Here's a name to illustrate a point about what it takes to be a great singer: Joe Cocker. No one is ever going to label him technically superior, and many might say they don't like the sound his vocal chords make. But talk about somebody who can get into a song and remake it in his own style! Think of all the remakes he's done that have improved upon the original: "With a Little Help From My Friends," "Feelin' Alright," "She Came In Through the Bathroom Window," "Delta Lady," "The Letter." He's taken his limited range (and even more limited stage posturing) and overcome it with sheer feeling and musicality, filtered through an interpretation that can't be mistaken for anybody else.

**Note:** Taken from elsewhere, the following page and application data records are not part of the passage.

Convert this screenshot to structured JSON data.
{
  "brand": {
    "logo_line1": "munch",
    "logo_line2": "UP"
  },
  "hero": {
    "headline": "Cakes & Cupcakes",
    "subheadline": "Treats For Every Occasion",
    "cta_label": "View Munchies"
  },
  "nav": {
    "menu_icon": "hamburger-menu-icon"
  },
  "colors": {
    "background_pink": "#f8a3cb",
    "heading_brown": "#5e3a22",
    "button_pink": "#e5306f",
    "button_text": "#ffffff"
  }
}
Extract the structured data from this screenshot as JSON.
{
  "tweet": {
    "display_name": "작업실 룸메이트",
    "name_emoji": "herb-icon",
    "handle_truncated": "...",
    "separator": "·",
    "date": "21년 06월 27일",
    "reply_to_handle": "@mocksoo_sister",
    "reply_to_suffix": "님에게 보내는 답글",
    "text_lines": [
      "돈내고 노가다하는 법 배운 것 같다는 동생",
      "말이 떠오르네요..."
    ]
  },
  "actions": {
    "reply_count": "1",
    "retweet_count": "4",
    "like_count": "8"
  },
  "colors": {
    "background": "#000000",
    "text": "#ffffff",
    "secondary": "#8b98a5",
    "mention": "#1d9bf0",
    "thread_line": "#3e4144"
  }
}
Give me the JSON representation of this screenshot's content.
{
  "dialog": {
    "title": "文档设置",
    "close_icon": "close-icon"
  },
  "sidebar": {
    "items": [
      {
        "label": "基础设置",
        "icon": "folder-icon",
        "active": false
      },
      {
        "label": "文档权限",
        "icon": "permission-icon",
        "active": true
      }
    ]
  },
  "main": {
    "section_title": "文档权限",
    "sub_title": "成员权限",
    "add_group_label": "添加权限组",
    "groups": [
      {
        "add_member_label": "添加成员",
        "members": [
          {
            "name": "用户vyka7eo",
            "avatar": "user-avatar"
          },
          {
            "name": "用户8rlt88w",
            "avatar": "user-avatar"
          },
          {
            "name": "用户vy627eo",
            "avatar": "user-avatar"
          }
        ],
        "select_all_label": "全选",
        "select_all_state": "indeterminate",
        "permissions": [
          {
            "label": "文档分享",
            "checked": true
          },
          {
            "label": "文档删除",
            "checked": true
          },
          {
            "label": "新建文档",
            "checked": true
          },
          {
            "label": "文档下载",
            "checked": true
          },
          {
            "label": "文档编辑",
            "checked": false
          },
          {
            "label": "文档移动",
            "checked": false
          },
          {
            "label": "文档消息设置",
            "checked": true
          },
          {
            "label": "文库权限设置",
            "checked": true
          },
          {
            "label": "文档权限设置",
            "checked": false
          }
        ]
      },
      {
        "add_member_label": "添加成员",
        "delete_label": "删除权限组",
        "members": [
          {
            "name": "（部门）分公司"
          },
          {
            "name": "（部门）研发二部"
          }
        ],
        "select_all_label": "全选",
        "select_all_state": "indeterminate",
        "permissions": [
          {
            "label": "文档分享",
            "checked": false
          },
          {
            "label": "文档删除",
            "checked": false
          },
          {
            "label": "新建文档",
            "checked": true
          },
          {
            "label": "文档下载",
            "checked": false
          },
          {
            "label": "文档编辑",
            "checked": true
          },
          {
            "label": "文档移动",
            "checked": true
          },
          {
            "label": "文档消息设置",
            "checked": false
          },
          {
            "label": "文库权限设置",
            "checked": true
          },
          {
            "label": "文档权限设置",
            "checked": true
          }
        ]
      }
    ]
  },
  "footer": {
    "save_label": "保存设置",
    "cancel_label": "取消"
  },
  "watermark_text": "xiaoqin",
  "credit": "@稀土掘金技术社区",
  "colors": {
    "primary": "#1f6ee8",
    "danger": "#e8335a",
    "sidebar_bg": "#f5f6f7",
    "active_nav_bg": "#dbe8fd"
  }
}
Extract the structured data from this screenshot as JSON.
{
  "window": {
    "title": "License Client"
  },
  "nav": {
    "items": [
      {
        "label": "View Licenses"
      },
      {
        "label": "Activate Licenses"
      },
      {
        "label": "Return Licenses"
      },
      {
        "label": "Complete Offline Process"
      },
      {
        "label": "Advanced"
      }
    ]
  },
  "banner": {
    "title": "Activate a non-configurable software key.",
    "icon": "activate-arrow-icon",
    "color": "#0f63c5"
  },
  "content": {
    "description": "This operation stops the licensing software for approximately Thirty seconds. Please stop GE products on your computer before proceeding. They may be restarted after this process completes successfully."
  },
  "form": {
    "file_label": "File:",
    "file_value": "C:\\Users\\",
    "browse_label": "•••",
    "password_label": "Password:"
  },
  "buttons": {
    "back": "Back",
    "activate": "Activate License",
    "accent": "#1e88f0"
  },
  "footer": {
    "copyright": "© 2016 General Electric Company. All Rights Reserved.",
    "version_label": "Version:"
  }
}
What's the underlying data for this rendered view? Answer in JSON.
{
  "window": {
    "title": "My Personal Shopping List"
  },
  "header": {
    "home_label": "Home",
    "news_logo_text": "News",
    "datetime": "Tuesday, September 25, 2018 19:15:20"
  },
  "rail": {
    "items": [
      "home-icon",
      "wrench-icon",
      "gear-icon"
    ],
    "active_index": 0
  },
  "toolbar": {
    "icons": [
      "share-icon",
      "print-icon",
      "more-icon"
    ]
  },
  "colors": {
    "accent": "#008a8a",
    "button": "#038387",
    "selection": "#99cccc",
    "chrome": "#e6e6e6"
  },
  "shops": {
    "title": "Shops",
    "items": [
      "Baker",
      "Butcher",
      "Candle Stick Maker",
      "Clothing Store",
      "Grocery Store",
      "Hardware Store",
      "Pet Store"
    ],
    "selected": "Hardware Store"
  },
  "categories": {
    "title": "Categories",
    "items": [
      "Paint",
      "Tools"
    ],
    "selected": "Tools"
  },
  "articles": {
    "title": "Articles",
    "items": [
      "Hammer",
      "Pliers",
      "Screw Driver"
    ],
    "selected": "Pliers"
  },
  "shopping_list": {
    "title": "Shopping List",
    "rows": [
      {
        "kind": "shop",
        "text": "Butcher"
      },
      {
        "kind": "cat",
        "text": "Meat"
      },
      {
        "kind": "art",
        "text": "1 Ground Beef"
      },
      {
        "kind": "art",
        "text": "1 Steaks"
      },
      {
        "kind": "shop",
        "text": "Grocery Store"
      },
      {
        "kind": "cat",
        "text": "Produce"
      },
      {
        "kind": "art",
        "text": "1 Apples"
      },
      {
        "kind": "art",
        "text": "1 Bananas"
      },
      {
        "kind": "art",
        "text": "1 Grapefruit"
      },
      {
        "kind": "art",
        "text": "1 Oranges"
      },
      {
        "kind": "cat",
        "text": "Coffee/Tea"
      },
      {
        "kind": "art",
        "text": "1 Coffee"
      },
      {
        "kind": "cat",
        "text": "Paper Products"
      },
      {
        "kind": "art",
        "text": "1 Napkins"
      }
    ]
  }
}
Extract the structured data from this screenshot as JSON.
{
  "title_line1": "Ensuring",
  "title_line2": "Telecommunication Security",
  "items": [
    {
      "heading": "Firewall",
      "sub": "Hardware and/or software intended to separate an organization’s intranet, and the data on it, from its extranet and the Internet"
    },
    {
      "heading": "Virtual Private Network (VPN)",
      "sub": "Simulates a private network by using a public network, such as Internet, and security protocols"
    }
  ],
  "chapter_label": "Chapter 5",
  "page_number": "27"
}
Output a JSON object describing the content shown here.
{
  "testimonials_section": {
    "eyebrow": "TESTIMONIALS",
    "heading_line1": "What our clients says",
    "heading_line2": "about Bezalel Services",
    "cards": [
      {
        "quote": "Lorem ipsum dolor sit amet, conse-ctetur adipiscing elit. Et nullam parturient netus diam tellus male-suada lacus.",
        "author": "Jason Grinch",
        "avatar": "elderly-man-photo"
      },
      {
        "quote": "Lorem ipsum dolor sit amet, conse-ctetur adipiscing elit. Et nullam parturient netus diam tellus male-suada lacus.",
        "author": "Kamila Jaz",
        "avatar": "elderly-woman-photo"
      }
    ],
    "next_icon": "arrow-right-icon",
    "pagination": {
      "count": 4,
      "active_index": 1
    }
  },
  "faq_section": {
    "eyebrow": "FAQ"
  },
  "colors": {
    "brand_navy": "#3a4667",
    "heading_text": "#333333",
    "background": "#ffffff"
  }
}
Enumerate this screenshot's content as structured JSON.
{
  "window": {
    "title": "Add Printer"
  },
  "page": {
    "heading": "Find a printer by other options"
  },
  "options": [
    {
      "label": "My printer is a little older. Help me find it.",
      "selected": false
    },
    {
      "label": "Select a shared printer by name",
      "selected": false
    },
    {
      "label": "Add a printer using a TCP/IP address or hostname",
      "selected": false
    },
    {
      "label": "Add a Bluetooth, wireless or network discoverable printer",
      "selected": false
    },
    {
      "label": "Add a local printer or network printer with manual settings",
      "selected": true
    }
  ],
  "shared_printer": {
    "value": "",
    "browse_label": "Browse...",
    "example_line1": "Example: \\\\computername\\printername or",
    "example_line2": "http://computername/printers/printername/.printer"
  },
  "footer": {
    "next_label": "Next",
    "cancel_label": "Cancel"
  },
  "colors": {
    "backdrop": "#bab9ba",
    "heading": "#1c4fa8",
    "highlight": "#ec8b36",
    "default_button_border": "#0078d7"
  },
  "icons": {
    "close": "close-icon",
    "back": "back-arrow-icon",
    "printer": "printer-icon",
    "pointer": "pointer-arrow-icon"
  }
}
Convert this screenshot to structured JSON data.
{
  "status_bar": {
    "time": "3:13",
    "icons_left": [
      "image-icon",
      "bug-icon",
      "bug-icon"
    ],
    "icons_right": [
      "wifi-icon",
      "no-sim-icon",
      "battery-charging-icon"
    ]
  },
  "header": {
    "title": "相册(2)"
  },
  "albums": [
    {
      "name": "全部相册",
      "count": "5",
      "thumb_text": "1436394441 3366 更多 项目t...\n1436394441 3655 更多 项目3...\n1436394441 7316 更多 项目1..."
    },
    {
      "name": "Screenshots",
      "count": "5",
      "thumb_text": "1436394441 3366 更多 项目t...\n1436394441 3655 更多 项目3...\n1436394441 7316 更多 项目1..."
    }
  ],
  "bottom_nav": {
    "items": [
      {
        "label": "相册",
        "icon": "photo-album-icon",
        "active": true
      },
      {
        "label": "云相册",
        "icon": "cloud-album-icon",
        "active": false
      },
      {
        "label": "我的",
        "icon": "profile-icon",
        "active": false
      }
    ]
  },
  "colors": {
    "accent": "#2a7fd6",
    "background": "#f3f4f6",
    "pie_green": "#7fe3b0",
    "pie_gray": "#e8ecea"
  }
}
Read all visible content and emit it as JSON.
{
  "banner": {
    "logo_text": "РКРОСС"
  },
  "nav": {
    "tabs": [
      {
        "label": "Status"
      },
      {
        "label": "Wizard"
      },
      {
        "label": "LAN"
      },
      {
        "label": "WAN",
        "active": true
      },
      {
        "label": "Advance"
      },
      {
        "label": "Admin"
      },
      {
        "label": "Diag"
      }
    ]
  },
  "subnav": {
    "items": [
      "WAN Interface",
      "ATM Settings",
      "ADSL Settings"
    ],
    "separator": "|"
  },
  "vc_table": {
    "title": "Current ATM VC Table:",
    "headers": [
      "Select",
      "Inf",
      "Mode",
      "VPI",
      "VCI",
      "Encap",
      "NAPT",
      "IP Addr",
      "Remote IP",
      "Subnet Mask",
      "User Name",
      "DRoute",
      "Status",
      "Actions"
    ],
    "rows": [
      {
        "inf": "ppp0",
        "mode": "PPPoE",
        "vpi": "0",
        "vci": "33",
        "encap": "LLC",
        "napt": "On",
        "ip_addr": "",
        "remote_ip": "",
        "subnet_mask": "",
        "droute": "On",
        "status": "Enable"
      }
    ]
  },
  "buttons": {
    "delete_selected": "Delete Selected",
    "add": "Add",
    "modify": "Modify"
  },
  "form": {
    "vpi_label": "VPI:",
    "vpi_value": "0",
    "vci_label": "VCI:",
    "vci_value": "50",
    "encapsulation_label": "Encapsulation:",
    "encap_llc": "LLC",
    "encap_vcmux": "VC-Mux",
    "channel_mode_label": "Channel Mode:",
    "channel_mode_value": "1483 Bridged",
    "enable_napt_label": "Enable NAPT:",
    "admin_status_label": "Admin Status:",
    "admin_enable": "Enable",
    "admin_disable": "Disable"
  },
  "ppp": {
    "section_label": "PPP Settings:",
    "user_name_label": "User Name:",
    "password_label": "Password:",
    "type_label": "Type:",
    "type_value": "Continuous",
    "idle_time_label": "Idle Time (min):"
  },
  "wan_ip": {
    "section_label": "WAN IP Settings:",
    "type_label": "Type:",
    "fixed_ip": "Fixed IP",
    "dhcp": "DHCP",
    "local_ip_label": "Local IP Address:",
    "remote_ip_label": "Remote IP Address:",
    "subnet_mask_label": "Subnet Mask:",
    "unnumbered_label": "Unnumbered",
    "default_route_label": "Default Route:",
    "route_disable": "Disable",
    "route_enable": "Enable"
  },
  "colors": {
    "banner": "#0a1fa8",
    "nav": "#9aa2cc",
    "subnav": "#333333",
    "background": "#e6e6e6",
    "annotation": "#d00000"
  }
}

Great post Rayhall. You really have a nice system, and BTW, I also have Vandersteen 3A sig. speakers-- so we both have good taste (at least in speakers). You certainly have have had a rich and varied life both in and around music, and I can understand now how you could be so genuinely knowledgable (to some extent, you were coming across as a pseudo-intellectual in your criticisms). I've played guitars, both acoustic and electric for about 40 years (amateur only), but my experience with music can't compare with yours. I also think you took the title of these threads much more literally than I did, eg I took them as 'favorites', and thus the clash(s). Please don't take this as an apology-- just some observations. Cheers. Craig